Copy the entire listing, down to the final line, exactly.

• **Provided entries**
----------------------------------------

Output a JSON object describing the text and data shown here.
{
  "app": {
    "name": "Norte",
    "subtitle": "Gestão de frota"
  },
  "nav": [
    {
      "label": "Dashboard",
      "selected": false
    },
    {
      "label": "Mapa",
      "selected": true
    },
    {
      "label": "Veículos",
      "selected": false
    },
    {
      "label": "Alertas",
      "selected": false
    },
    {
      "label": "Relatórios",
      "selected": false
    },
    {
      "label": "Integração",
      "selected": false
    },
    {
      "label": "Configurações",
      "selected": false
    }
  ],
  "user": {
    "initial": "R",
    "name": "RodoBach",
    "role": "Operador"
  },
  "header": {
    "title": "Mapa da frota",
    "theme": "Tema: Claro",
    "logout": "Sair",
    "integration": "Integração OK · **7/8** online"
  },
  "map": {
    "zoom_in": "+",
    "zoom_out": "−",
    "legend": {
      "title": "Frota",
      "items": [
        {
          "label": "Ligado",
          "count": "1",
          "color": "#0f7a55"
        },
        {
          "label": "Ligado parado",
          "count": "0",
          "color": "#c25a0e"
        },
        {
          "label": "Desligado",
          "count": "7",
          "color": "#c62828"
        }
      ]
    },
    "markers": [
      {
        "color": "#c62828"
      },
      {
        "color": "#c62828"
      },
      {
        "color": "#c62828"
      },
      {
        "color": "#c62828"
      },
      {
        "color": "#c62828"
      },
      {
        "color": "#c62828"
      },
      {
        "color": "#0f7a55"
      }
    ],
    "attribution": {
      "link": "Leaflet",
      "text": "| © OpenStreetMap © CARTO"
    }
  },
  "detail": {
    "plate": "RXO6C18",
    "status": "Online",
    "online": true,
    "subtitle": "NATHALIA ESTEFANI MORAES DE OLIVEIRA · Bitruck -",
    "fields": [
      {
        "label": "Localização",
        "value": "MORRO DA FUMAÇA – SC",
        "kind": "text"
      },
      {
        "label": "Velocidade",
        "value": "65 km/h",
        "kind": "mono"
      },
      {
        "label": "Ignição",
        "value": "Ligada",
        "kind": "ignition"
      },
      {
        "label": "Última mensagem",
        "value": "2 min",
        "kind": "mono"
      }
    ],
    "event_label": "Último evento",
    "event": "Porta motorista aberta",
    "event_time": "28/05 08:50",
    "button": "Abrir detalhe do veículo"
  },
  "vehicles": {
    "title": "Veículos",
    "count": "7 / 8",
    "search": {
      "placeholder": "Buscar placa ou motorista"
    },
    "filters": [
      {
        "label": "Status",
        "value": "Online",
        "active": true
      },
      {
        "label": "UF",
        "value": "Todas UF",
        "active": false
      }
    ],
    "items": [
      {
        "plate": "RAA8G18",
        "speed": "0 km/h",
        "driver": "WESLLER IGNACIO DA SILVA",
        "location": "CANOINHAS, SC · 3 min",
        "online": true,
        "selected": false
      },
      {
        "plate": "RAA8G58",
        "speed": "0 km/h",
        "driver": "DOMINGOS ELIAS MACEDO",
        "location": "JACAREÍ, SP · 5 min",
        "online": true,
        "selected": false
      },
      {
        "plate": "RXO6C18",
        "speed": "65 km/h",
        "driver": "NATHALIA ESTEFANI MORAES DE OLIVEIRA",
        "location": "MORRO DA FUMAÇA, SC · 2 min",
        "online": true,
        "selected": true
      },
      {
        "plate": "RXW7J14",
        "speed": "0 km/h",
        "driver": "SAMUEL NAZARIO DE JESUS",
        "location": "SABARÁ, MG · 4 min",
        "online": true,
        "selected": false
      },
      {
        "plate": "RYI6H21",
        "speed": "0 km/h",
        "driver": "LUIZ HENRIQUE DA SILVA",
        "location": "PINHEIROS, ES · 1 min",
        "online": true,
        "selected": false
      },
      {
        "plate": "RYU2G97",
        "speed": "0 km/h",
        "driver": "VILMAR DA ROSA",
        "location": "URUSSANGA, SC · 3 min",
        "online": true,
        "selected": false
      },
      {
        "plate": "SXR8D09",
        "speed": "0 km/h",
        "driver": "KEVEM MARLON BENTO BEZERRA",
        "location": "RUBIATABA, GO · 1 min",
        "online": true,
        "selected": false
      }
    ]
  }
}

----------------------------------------

• **Output below**
Output a JSON object describing the text and data shown here.
{
  "app": {
    "name": "Norte",
    "subtitle": "Gestão de frota"
  },
  "nav": [
    {
      "label": "Dashboard",
      "selected": false
    },
    {
      "label": "Mapa",
      "selected": true
    },
    {
      "label": "Veículos",
      "selected": false
    },
    {
      "label": "Alertas",
      "selected": false
    },
    {
      "label": "Relatórios",
      "selected": false
    },
    {
      "label": "Integração",
      "selected": false
    },
    {
      "label": "Configurações",
      "selected": false
    }
  ],
  "user": {
    "initial": "R",
    "name": "RodoBach",
    "role": "Operador"
  },
  "header": {
    "title": "Mapa da frota",
    "theme": "Tema: Claro",
    "logout": "Sair",
    "integration": "Integração OK · **7/8** online"
  },
  "map": {
    "zoom_in": "+",
    "zoom_out": "−",
    "legend": {
      "title": "Frota",
      "items": [
        {
          "label": "Ligado",
          "count": "1",
          "color": "#0f7a55"
        },
        {
          "label": "Ligado parado",
          "count": "0",
          "color": "#c25a0e"
        },
        {
          "label": "Desligado",
          "count": "7",
          "color": "#c62828"
        }
      ]
    },
    "markers": [
      {
        "color": "#c62828"
      },
      {
        "color": "#c62828"
      },
      {
        "color": "#c62828"
      },
      {
        "color": "#c62828"
      },
      {
        "color": "#c62828"
      },
      {
        "color": "#c62828"
      },
      {
        "color": "#0f7a55"
      }
    ],
    "attribution": {
      "link": "Leaflet",
      "text": "| © OpenStreetMap © CARTO"
    }
  },
  "detail": {
    "plate": "RXO6C18",
    "status": "Online",
    "online": true,
    "subtitle": "NATHALIA ESTEFANI MORAES DE OLIVEIRA · Bitruck -",
    "fields": [
      {
        "label": "Localização",
        "value": "MORRO DA FUMAÇA – SC",
        "kind": "text"
      },
      {
        "label": "Velocidade",
        "value": "65 km/h",
        "kind": "mono"
      },
      {
        "label": "Ignição",
        "value": "Ligada",
        "kind": "ignition"
      },
      {
        "label": "Última mensagem",
        "value": "2 min",
        "kind": "mono"
      }
    ],
    "event_label": "Último evento",
    "event": "Porta motorista aberta",
    "event_time": "28/05 08:50",
    "button": "Abrir detalhe do veículo"
  },
  "vehicles": {
    "title": "Veículos",
    "count": "7 / 8",
    "search": {
      "placeholder": "Buscar placa ou motorista"
    },
    "filters": [
      {
        "label": "Status",
        "value": "Online",
        "active": true
      },
      {
        "label": "UF",
        "value": "Todas UF",
        "active": false
      }
    ],
    "items": [
      {
        "plate": "RAA8G18",
        "speed": "0 km/h",
        "driver": "WESLLER IGNACIO DA SILVA",
        "location": "CANOINHAS, SC · 3 min",
        "online": true,
        "selected": false
      },
      {
        "plate": "RAA8G58",
        "speed": "0 km/h",
        "driver": "DOMINGOS ELIAS MACEDO",
        "location": "JACAREÍ, SP · 5 min",
        "online": true,
        "selected": false
      },
      {
        "plate": "RXO6C18",
        "speed": "65 km/h",
        "driver": "NATHALIA ESTEFANI MORAES DE OLIVEIRA",
        "location": "MORRO DA FUMAÇA, SC · 2 min",
        "online": true,
        "selected": true
      },
      {
        "plate": "RXW7J14",
        "speed": "0 km/h",
        "driver": "SAMUEL NAZARIO DE JESUS",
        "location": "SABARÁ, MG · 4 min",
        "online": true,
        "selected": false
      },
      {
        "plate": "RYI6H21",
        "speed": "0 km/h",
        "driver": "LUIZ HENRIQUE DA SILVA",
        "location": "PINHEIROS, ES · 1 min",
        "online": true,
        "selected": false
      },
      {
        "plate": "RYU2G97",
        "speed": "0 km/h",
        "driver": "VILMAR DA ROSA",
        "location": "URUSSANGA, SC · 3 min",
        "online": true,
        "selected": false
      },
      {
        "plate": "SXR8D09",
        "speed": "0 km/h",
        "driver": "KEVEM MARLON BENTO BEZERRA",
        "location": "RUBIATABA, GO · 1 min",
        "online": true,
        "selected": false
      }
    ]
  }
}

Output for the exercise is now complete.